Segment Open
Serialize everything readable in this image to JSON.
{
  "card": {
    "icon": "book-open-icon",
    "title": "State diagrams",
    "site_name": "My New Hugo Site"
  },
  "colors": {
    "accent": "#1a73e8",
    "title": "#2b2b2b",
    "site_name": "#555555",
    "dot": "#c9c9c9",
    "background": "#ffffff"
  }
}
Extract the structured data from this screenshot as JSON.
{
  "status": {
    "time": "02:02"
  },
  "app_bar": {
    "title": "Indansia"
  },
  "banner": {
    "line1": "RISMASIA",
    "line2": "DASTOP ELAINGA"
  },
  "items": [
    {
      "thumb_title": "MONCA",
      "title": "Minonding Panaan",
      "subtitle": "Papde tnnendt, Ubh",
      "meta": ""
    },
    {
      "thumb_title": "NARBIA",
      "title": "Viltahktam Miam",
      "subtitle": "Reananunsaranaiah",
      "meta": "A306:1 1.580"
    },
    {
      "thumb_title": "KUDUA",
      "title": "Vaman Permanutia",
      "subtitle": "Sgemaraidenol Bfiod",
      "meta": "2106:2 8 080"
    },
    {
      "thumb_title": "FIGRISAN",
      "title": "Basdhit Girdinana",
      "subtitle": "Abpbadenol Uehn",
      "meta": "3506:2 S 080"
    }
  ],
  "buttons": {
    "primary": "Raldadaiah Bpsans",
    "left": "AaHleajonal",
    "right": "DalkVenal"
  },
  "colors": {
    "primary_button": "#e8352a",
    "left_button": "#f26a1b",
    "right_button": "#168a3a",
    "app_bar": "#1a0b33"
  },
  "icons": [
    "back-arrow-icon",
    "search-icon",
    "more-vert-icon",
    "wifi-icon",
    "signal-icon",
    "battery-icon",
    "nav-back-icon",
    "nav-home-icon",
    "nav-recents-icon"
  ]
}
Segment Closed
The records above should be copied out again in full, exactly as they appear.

ANSWER BELOW:
Serialize everything readable in this image to JSON.
{
  "card": {
    "icon": "book-open-icon",
    "title": "State diagrams",
    "site_name": "My New Hugo Site"
  },
  "colors": {
    "accent": "#1a73e8",
    "title": "#2b2b2b",
    "site_name": "#555555",
    "dot": "#c9c9c9",
    "background": "#ffffff"
  }
}
Extract the structured data from this screenshot as JSON.
{
  "status": {
    "time": "02:02"
  },
  "app_bar": {
    "title": "Indansia"
  },
  "banner": {
    "line1": "RISMASIA",
    "line2": "DASTOP ELAINGA"
  },
  "items": [
    {
      "thumb_title": "MONCA",
      "title": "Minonding Panaan",
      "subtitle": "Papde tnnendt, Ubh",
      "meta": ""
    },
    {
      "thumb_title": "NARBIA",
      "title": "Viltahktam Miam",
      "subtitle": "Reananunsaranaiah",
      "meta": "A306:1 1.580"
    },
    {
      "thumb_title": "KUDUA",
      "title": "Vaman Permanutia",
      "subtitle": "Sgemaraidenol Bfiod",
      "meta": "2106:2 8 080"
    },
    {
      "thumb_title": "FIGRISAN",
      "title": "Basdhit Girdinana",
      "subtitle": "Abpbadenol Uehn",
      "meta": "3506:2 S 080"
    }
  ],
  "buttons": {
    "primary": "Raldadaiah Bpsans",
    "left": "AaHleajonal",
    "right": "DalkVenal"
  },
  "colors": {
    "primary_button": "#e8352a",
    "left_button": "#f26a1b",
    "right_button": "#168a3a",
    "app_bar": "#1a0b33"
  },
  "icons": [
    "back-arrow-icon",
    "search-icon",
    "more-vert-icon",
    "wifi-icon",
    "signal-icon",
    "battery-icon",
    "nav-back-icon",
    "nav-home-icon",
    "nav-recents-icon"
  ]
}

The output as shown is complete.